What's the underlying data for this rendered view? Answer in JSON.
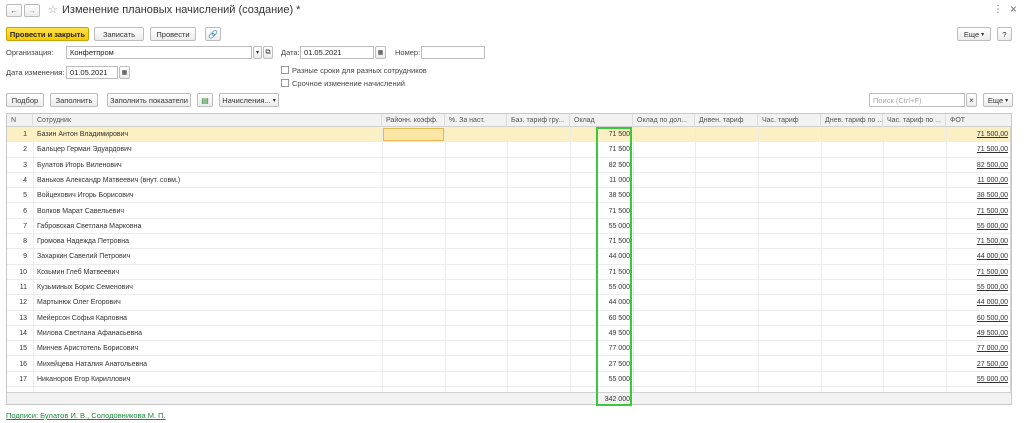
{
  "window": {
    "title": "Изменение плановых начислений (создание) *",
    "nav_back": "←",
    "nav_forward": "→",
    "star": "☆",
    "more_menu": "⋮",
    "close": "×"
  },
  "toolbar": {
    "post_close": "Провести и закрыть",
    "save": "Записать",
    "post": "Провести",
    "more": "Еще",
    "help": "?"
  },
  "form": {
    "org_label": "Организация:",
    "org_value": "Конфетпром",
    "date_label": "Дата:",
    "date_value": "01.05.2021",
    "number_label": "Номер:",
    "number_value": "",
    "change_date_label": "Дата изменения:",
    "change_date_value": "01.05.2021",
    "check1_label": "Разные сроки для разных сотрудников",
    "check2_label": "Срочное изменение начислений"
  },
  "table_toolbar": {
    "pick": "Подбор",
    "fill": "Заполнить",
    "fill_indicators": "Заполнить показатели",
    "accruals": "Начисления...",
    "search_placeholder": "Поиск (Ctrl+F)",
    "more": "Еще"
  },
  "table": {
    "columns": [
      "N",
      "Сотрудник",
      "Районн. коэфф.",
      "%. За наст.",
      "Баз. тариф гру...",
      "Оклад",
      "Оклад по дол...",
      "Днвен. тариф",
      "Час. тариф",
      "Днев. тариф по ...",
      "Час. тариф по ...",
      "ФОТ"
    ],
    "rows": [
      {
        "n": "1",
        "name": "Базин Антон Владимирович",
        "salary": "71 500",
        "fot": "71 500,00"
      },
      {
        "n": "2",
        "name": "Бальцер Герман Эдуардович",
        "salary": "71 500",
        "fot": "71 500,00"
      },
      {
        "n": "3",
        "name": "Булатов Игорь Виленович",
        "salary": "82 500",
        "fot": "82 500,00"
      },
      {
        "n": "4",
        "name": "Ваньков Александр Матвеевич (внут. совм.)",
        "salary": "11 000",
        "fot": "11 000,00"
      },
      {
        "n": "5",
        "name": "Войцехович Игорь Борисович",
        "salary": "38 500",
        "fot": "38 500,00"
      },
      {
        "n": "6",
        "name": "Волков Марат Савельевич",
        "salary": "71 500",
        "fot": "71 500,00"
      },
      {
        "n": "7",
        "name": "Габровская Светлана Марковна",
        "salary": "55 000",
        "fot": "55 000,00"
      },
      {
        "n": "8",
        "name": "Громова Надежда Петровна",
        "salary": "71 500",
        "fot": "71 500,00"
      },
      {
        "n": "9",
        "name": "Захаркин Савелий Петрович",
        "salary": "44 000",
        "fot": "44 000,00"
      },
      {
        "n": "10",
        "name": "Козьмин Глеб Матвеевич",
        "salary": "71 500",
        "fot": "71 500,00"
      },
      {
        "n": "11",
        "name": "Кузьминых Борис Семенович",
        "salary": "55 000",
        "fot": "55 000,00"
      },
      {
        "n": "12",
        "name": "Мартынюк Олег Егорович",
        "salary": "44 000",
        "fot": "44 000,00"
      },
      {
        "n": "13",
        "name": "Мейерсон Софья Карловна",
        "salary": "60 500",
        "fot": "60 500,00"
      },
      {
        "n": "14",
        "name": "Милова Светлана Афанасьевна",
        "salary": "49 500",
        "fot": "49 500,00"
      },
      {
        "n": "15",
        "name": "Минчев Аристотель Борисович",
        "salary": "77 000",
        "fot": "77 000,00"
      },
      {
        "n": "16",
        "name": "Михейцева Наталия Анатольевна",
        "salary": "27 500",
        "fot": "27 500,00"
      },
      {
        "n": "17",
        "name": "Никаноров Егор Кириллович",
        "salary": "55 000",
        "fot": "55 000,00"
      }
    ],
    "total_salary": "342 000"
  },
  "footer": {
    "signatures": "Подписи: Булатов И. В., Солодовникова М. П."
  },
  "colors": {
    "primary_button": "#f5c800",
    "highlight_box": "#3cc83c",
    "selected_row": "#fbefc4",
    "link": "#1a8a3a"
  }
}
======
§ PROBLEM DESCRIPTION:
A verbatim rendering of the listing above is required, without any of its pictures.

§ WRITTEN SOLUTION:
What's the underlying data for this rendered view? Answer in JSON.
{
  "window": {
    "title": "Изменение плановых начислений (создание) *",
    "nav_back": "←",
    "nav_forward": "→",
    "star": "☆",
    "more_menu": "⋮",
    "close": "×"
  },
  "toolbar": {
    "post_close": "Провести и закрыть",
    "save": "Записать",
    "post": "Провести",
    "more": "Еще",
    "help": "?"
  },
  "form": {
    "org_label": "Организация:",
    "org_value": "Конфетпром",
    "date_label": "Дата:",
    "date_value": "01.05.2021",
    "number_label": "Номер:",
    "number_value": "",
    "change_date_label": "Дата изменения:",
    "change_date_value": "01.05.2021",
    "check1_label": "Разные сроки для разных сотрудников",
    "check2_label": "Срочное изменение начислений"
  },
  "table_toolbar": {
    "pick": "Подбор",
    "fill": "Заполнить",
    "fill_indicators": "Заполнить показатели",
    "accruals": "Начисления...",
    "search_placeholder": "Поиск (Ctrl+F)",
    "more": "Еще"
  },
  "table": {
    "columns": [
      "N",
      "Сотрудник",
      "Районн. коэфф.",
      "%. За наст.",
      "Баз. тариф гру...",
      "Оклад",
      "Оклад по дол...",
      "Днвен. тариф",
      "Час. тариф",
      "Днев. тариф по ...",
      "Час. тариф по ...",
      "ФОТ"
    ],
    "rows": [
      {
        "n": "1",
        "name": "Базин Антон Владимирович",
        "salary": "71 500",
        "fot": "71 500,00"
      },
      {
        "n": "2",
        "name": "Бальцер Герман Эдуардович",
        "salary": "71 500",
        "fot": "71 500,00"
      },
      {
        "n": "3",
        "name": "Булатов Игорь Виленович",
        "salary": "82 500",
        "fot": "82 500,00"
      },
      {
        "n": "4",
        "name": "Ваньков Александр Матвеевич (внут. совм.)",
        "salary": "11 000",
        "fot": "11 000,00"
      },
      {
        "n": "5",
        "name": "Войцехович Игорь Борисович",
        "salary": "38 500",
        "fot": "38 500,00"
      },
      {
        "n": "6",
        "name": "Волков Марат Савельевич",
        "salary": "71 500",
        "fot": "71 500,00"
      },
      {
        "n": "7",
        "name": "Габровская Светлана Марковна",
        "salary": "55 000",
        "fot": "55 000,00"
      },
      {
        "n": "8",
        "name": "Громова Надежда Петровна",
        "salary": "71 500",
        "fot": "71 500,00"
      },
      {
        "n": "9",
        "name": "Захаркин Савелий Петрович",
        "salary": "44 000",
        "fot": "44 000,00"
      },
      {
        "n": "10",
        "name": "Козьмин Глеб Матвеевич",
        "salary": "71 500",
        "fot": "71 500,00"
      },
      {
        "n": "11",
        "name": "Кузьминых Борис Семенович",
        "salary": "55 000",
        "fot": "55 000,00"
      },
      {
        "n": "12",
        "name": "Мартынюк Олег Егорович",
        "salary": "44 000",
        "fot": "44 000,00"
      },
      {
        "n": "13",
        "name": "Мейерсон Софья Карловна",
        "salary": "60 500",
        "fot": "60 500,00"
      },
      {
        "n": "14",
        "name": "Милова Светлана Афанасьевна",
        "salary": "49 500",
        "fot": "49 500,00"
      },
      {
        "n": "15",
        "name": "Минчев Аристотель Борисович",
        "salary": "77 000",
        "fot": "77 000,00"
      },
      {
        "n": "16",
        "name": "Михейцева Наталия Анатольевна",
        "salary": "27 500",
        "fot": "27 500,00"
      },
      {
        "n": "17",
        "name": "Никаноров Егор Кириллович",
        "salary": "55 000",
        "fot": "55 000,00"
      }
    ],
    "total_salary": "342 000"
  },
  "footer": {
    "signatures": "Подписи: Булатов И. В., Солодовникова М. П."
  },
  "colors": {
    "primary_button": "#f5c800",
    "highlight_box": "#3cc83c",
    "selected_row": "#fbefc4",
    "link": "#1a8a3a"
  }
}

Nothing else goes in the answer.